§ Exercise brief: Repeat the entries that follow verbatim, without any of their pictures.
------ Data for this task
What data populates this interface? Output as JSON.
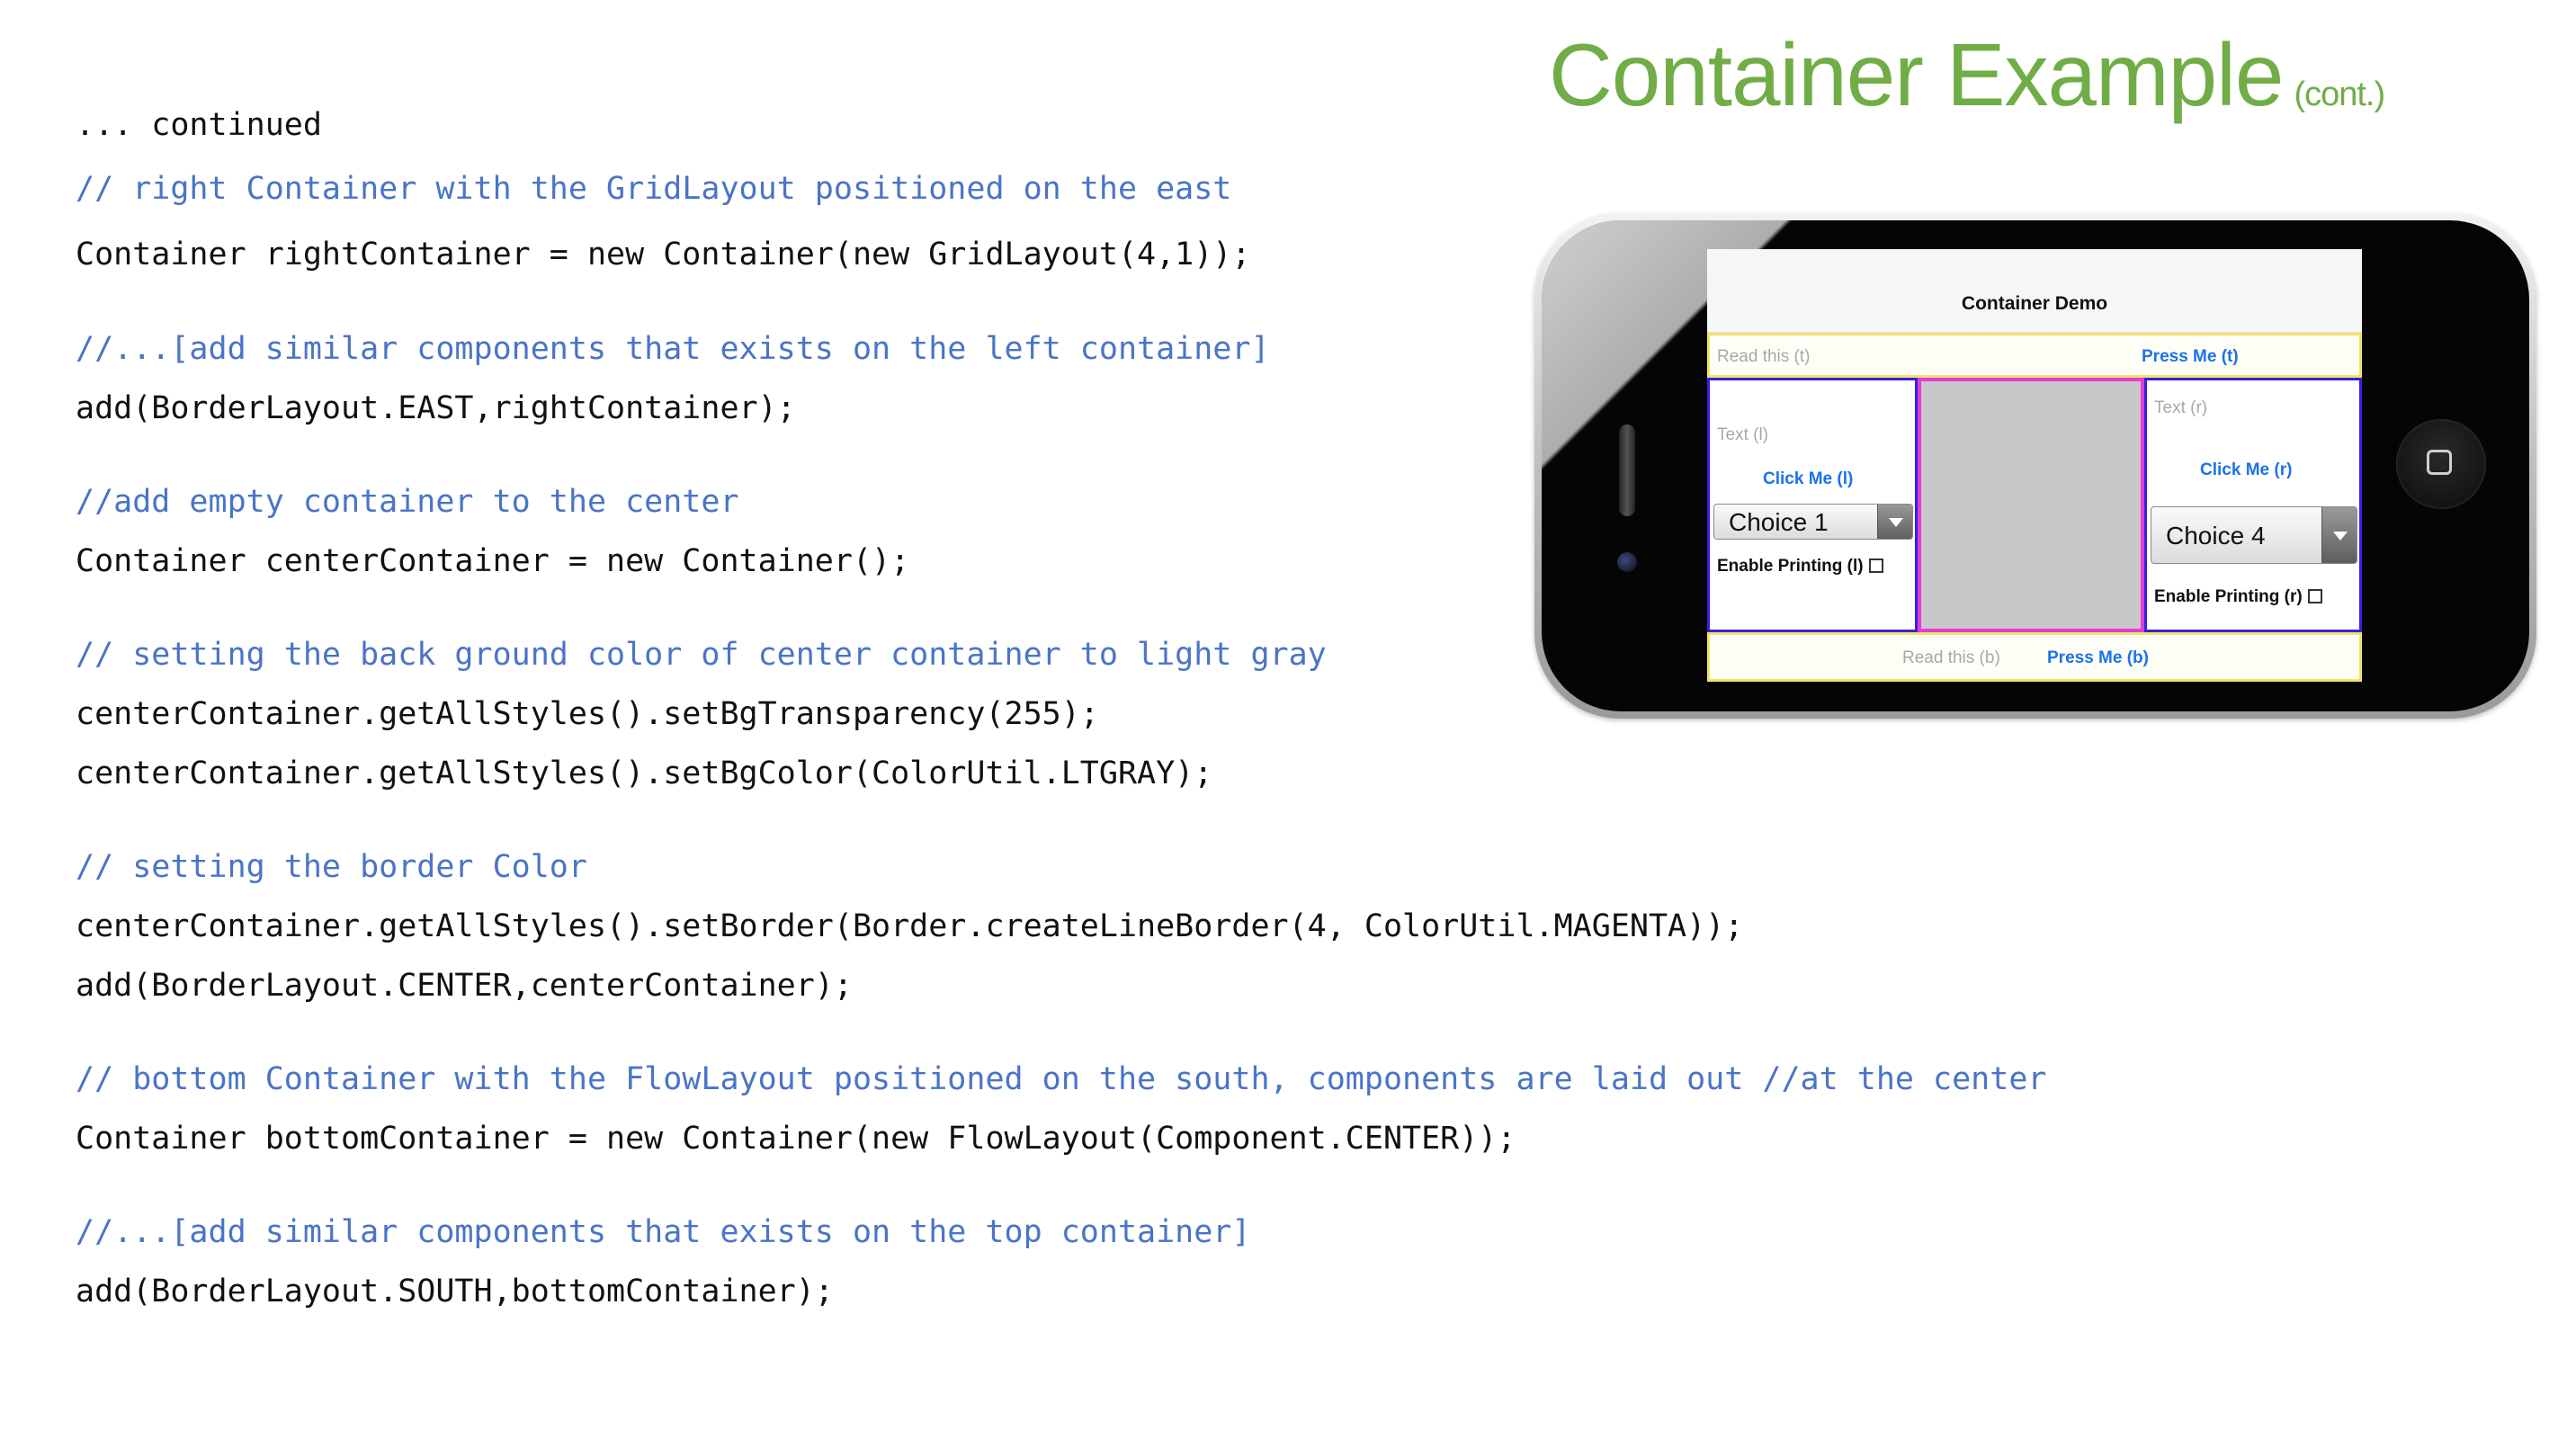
{
  "slide": {
    "title": "Container Example",
    "title_suffix": "(cont.)"
  },
  "code": {
    "lines": [
      {
        "type": "stmt",
        "text": "... continued"
      },
      {
        "type": "cmt",
        "text": "// right Container with the GridLayout positioned on the east"
      },
      {
        "type": "stmt",
        "text": "Container rightContainer = new Container(new GridLayout(4,1));"
      },
      {
        "type": "cmt",
        "text": "//...[add similar components that exists on the left container]"
      },
      {
        "type": "stmt",
        "text": "add(BorderLayout.EAST,rightContainer);"
      },
      {
        "type": "cmt",
        "text": "//add empty container to the center"
      },
      {
        "type": "stmt",
        "text": "Container centerContainer = new Container();"
      },
      {
        "type": "cmt",
        "text": "// setting the back ground color of center container to light gray"
      },
      {
        "type": "stmt",
        "text": "centerContainer.getAllStyles().setBgTransparency(255);"
      },
      {
        "type": "stmt",
        "text": "centerContainer.getAllStyles().setBgColor(ColorUtil.LTGRAY);"
      },
      {
        "type": "cmt",
        "text": "// setting the border Color"
      },
      {
        "type": "stmt",
        "text": "centerContainer.getAllStyles().setBorder(Border.createLineBorder(4, ColorUtil.MAGENTA));"
      },
      {
        "type": "stmt",
        "text": "add(BorderLayout.CENTER,centerContainer);"
      },
      {
        "type": "cmt",
        "text": "// bottom Container with the FlowLayout positioned on the south, components are laid out //at the center"
      },
      {
        "type": "stmt",
        "text": "Container bottomContainer = new Container(new FlowLayout(Component.CENTER));"
      },
      {
        "type": "cmt",
        "text": "//...[add similar components that exists on the top container]"
      },
      {
        "type": "stmt",
        "text": "add(BorderLayout.SOUTH,bottomContainer);"
      }
    ]
  },
  "phone_app": {
    "title": "Container Demo",
    "top": {
      "label": "Read this (t)",
      "button": "Press Me (t)"
    },
    "left": {
      "text": "Text (l)",
      "button": "Click Me (l)",
      "combo_value": "Choice 1",
      "checkbox_label": "Enable Printing (l)"
    },
    "right": {
      "text": "Text (r)",
      "button": "Click Me (r)",
      "combo_value": "Choice 4",
      "checkbox_label": "Enable Printing (r)"
    },
    "bottom": {
      "label": "Read this (b)",
      "button": "Press Me (b)"
    }
  },
  "colors": {
    "title": "#70ad47",
    "comment": "#4a74c7",
    "code": "#111111",
    "top_bottom_border": "#f2e26a",
    "side_border": "#3a1ee0",
    "center_border": "#e23bd8",
    "center_bg": "#c8c8c8"
  }
}
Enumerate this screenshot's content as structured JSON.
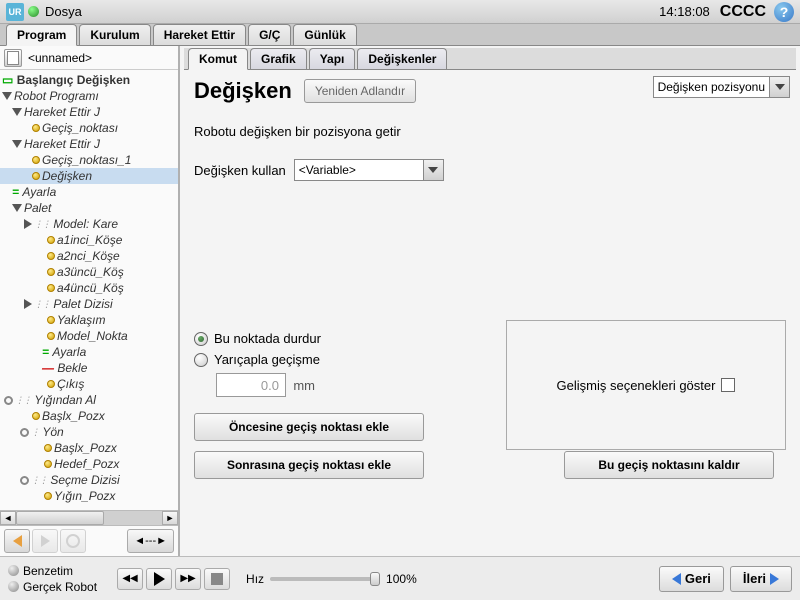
{
  "titlebar": {
    "title": "Dosya",
    "time": "14:18:08",
    "status": "CCCC",
    "logo": "UR"
  },
  "mainTabs": [
    "Program",
    "Kurulum",
    "Hareket Ettir",
    "G/Ç",
    "Günlük"
  ],
  "filename": "<unnamed>",
  "tree": {
    "header": "Başlangıç Değişken",
    "root": "Robot Programı",
    "items": [
      "Hareket Ettir J",
      "Geçiş_noktası",
      "Hareket Ettir J",
      "Geçiş_noktası_1",
      "Değişken",
      "Ayarla",
      "Palet",
      "Model: Kare",
      "a1inci_Köşe",
      "a2nci_Köşe",
      "a3üncü_Köş",
      "a4üncü_Köş",
      "Palet Dizisi",
      "Yaklaşım",
      "Model_Nokta",
      "Ayarla",
      "Bekle",
      "Çıkış",
      "Yığından Al",
      "Başlx_Pozx",
      "Yön",
      "Başlx_Pozx",
      "Hedef_Pozx",
      "Seçme Dizisi",
      "Yığın_Pozx"
    ]
  },
  "subTabs": [
    "Komut",
    "Grafik",
    "Yapı",
    "Değişkenler"
  ],
  "panel": {
    "title": "Değişken",
    "rename": "Yeniden Adlandır",
    "posSelect": "Değişken pozisyonu",
    "desc": "Robotu değişken bir pozisyona getir",
    "useVarLabel": "Değişken kullan",
    "useVarValue": "<Variable>",
    "advanced": "Gelişmiş seçenekleri göster",
    "radio1": "Bu noktada durdur",
    "radio2": "Yarıçapla geçişme",
    "radiusValue": "0.0",
    "radiusUnit": "mm",
    "btnBefore": "Öncesine geçiş noktası ekle",
    "btnAfter": "Sonrasına geçiş noktası ekle",
    "btnRemove": "Bu geçiş noktasını kaldır"
  },
  "nav": {
    "slider": "◄---►"
  },
  "footer": {
    "sim": "Benzetim",
    "real": "Gerçek Robot",
    "speedLabel": "Hız",
    "speedValue": "100%",
    "back": "Geri",
    "next": "İleri"
  }
}
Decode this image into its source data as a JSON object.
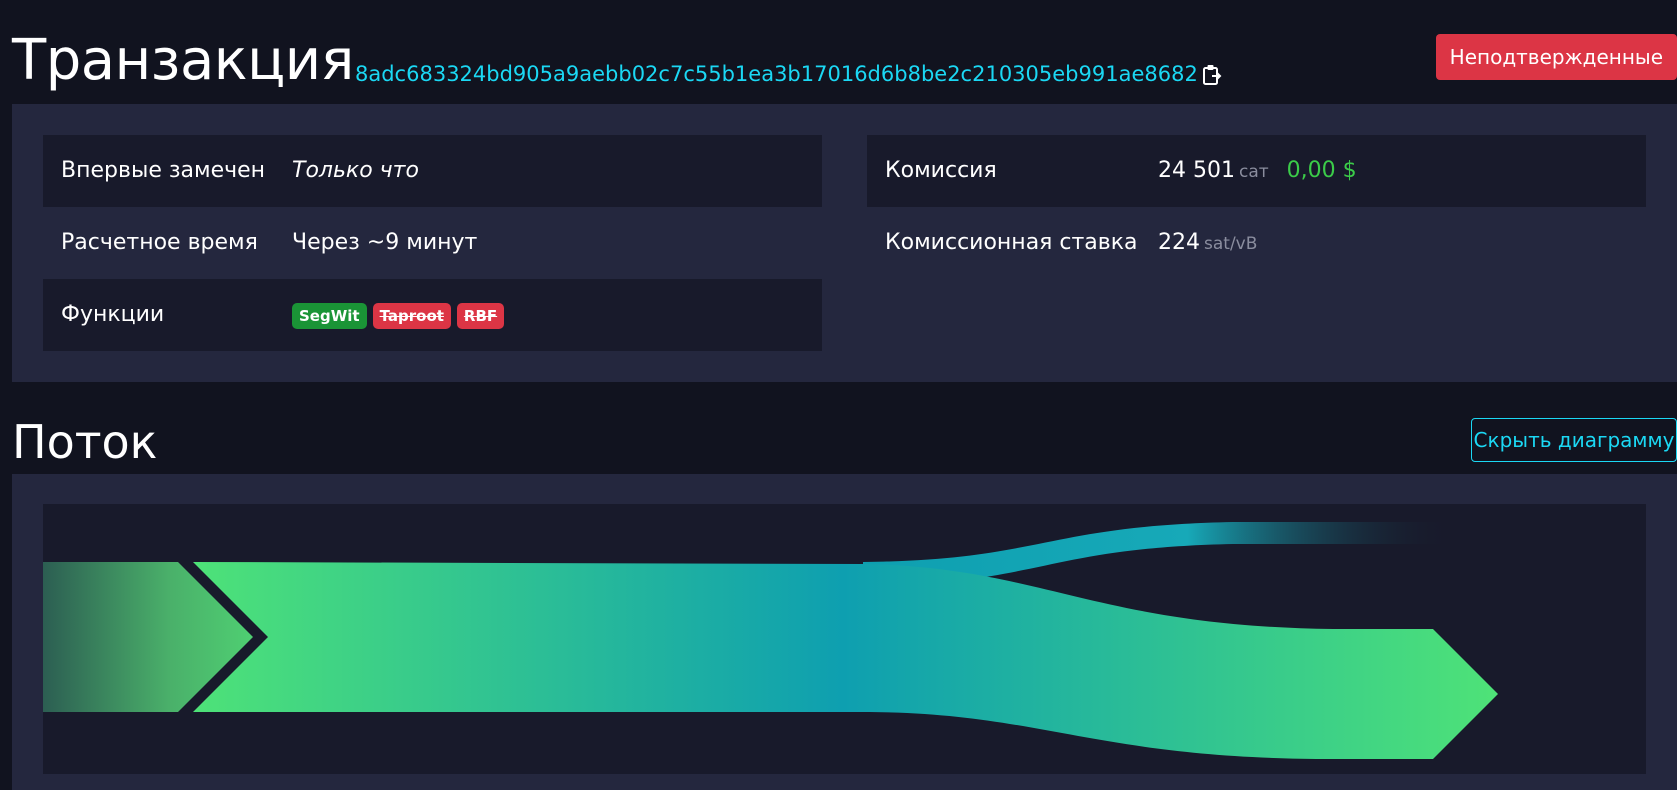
{
  "header": {
    "title": "Транзакция",
    "txid": "8adc683324bd905a9aebb02c7c55b1ea3b17016d6b8be2c210305eb991ae8682",
    "copy_icon": "clipboard-icon",
    "status": "Неподтвержденные"
  },
  "details": {
    "first_seen_label": "Впервые замечен",
    "first_seen_value": "Только что",
    "eta_label": "Расчетное время",
    "eta_value": "Через ~9 минут",
    "features_label": "Функции",
    "features": [
      {
        "label": "SegWit",
        "enabled": true
      },
      {
        "label": "Taproot",
        "enabled": false
      },
      {
        "label": "RBF",
        "enabled": false
      }
    ],
    "fee_label": "Комиссия",
    "fee_value": "24 501",
    "fee_unit": "сат",
    "fee_usd": "0,00 $",
    "fee_rate_label": "Комиссионная ставка",
    "fee_rate_value": "224",
    "fee_rate_unit": "sat/vB"
  },
  "flow": {
    "title": "Поток",
    "hide_button": "Скрыть диаграмму"
  },
  "colors": {
    "background": "#11131f",
    "panel": "#24273e",
    "stripe": "#181a2b",
    "accent": "#1bd8f4",
    "danger": "#dc3545",
    "success": "#3bcc49",
    "flow_green": "#4fe377",
    "flow_teal": "#0e9fb0"
  }
}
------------
§ Output of the exercise:
What data populates this interface? Output as JSON.
{
  "slide": {
    "title": "Container Example",
    "title_suffix": "(cont.)"
  },
  "code": {
    "lines": [
      {
        "type": "stmt",
        "text": "... continued"
      },
      {
        "type": "cmt",
        "text": "// right Container with the GridLayout positioned on the east"
      },
      {
        "type": "stmt",
        "text": "Container rightContainer = new Container(new GridLayout(4,1));"
      },
      {
        "type": "cmt",
        "text": "//...[add similar components that exists on the left container]"
      },
      {
        "type": "stmt",
        "text": "add(BorderLayout.EAST,rightContainer);"
      },
      {
        "type": "cmt",
        "text": "//add empty container to the center"
      },
      {
        "type": "stmt",
        "text": "Container centerContainer = new Container();"
      },
      {
        "type": "cmt",
        "text": "// setting the back ground color of center container to light gray"
      },
      {
        "type": "stmt",
        "text": "centerContainer.getAllStyles().setBgTransparency(255);"
      },
      {
        "type": "stmt",
        "text": "centerContainer.getAllStyles().setBgColor(ColorUtil.LTGRAY);"
      },
      {
        "type": "cmt",
        "text": "// setting the border Color"
      },
      {
        "type": "stmt",
        "text": "centerContainer.getAllStyles().setBorder(Border.createLineBorder(4, ColorUtil.MAGENTA));"
      },
      {
        "type": "stmt",
        "text": "add(BorderLayout.CENTER,centerContainer);"
      },
      {
        "type": "cmt",
        "text": "// bottom Container with the FlowLayout positioned on the south, components are laid out //at the center"
      },
      {
        "type": "stmt",
        "text": "Container bottomContainer = new Container(new FlowLayout(Component.CENTER));"
      },
      {
        "type": "cmt",
        "text": "//...[add similar components that exists on the top container]"
      },
      {
        "type": "stmt",
        "text": "add(BorderLayout.SOUTH,bottomContainer);"
      }
    ]
  },
  "phone_app": {
    "title": "Container Demo",
    "top": {
      "label": "Read this (t)",
      "button": "Press Me (t)"
    },
    "left": {
      "text": "Text (l)",
      "button": "Click Me (l)",
      "combo_value": "Choice 1",
      "checkbox_label": "Enable Printing (l)"
    },
    "right": {
      "text": "Text (r)",
      "button": "Click Me (r)",
      "combo_value": "Choice 4",
      "checkbox_label": "Enable Printing (r)"
    },
    "bottom": {
      "label": "Read this (b)",
      "button": "Press Me (b)"
    }
  },
  "colors": {
    "title": "#70ad47",
    "comment": "#4a74c7",
    "code": "#111111",
    "top_bottom_border": "#f2e26a",
    "side_border": "#3a1ee0",
    "center_border": "#e23bd8",
    "center_bg": "#c8c8c8"
  }
}
Enumerate this screenshot's content as structured JSON.
{
  "titlebar": {
    "title": "Dosya",
    "time": "14:18:08",
    "status": "CCCC",
    "logo": "UR"
  },
  "mainTabs": [
    "Program",
    "Kurulum",
    "Hareket Ettir",
    "G/Ç",
    "Günlük"
  ],
  "filename": "<unnamed>",
  "tree": {
    "header": "Başlangıç Değişken",
    "root": "Robot Programı",
    "items": [
      "Hareket Ettir J",
      "Geçiş_noktası",
      "Hareket Ettir J",
      "Geçiş_noktası_1",
      "Değişken",
      "Ayarla",
      "Palet",
      "Model: Kare",
      "a1inci_Köşe",
      "a2nci_Köşe",
      "a3üncü_Köş",
      "a4üncü_Köş",
      "Palet Dizisi",
      "Yaklaşım",
      "Model_Nokta",
      "Ayarla",
      "Bekle",
      "Çıkış",
      "Yığından Al",
      "Başlx_Pozx",
      "Yön",
      "Başlx_Pozx",
      "Hedef_Pozx",
      "Seçme Dizisi",
      "Yığın_Pozx"
    ]
  },
  "subTabs": [
    "Komut",
    "Grafik",
    "Yapı",
    "Değişkenler"
  ],
  "panel": {
    "title": "Değişken",
    "rename": "Yeniden Adlandır",
    "posSelect": "Değişken pozisyonu",
    "desc": "Robotu değişken bir pozisyona getir",
    "useVarLabel": "Değişken kullan",
    "useVarValue": "<Variable>",
    "advanced": "Gelişmiş seçenekleri göster",
    "radio1": "Bu noktada durdur",
    "radio2": "Yarıçapla geçişme",
    "radiusValue": "0.0",
    "radiusUnit": "mm",
    "btnBefore": "Öncesine geçiş noktası ekle",
    "btnAfter": "Sonrasına geçiş noktası ekle",
    "btnRemove": "Bu geçiş noktasını kaldır"
  },
  "nav": {
    "slider": "◄---►"
  },
  "footer": {
    "sim": "Benzetim",
    "real": "Gerçek Robot",
    "speedLabel": "Hız",
    "speedValue": "100%",
    "back": "Geri",
    "next": "İleri"
  }
}
Decode this image into its source data as a JSON object.
{
  "header": {
    "title": "Транзакция",
    "txid": "8adc683324bd905a9aebb02c7c55b1ea3b17016d6b8be2c210305eb991ae8682",
    "copy_icon": "clipboard-icon",
    "status": "Неподтвержденные"
  },
  "details": {
    "first_seen_label": "Впервые замечен",
    "first_seen_value": "Только что",
    "eta_label": "Расчетное время",
    "eta_value": "Через ~9 минут",
    "features_label": "Функции",
    "features": [
      {
        "label": "SegWit",
        "enabled": true
      },
      {
        "label": "Taproot",
        "enabled": false
      },
      {
        "label": "RBF",
        "enabled": false
      }
    ],
    "fee_label": "Комиссия",
    "fee_value": "24 501",
    "fee_unit": "сат",
    "fee_usd": "0,00 $",
    "fee_rate_label": "Комиссионная ставка",
    "fee_rate_value": "224",
    "fee_rate_unit": "sat/vB"
  },
  "flow": {
    "title": "Поток",
    "hide_button": "Скрыть диаграмму"
  },
  "colors": {
    "background": "#11131f",
    "panel": "#24273e",
    "stripe": "#181a2b",
    "accent": "#1bd8f4",
    "danger": "#dc3545",
    "success": "#3bcc49",
    "flow_green": "#4fe377",
    "flow_teal": "#0e9fb0"
  }
}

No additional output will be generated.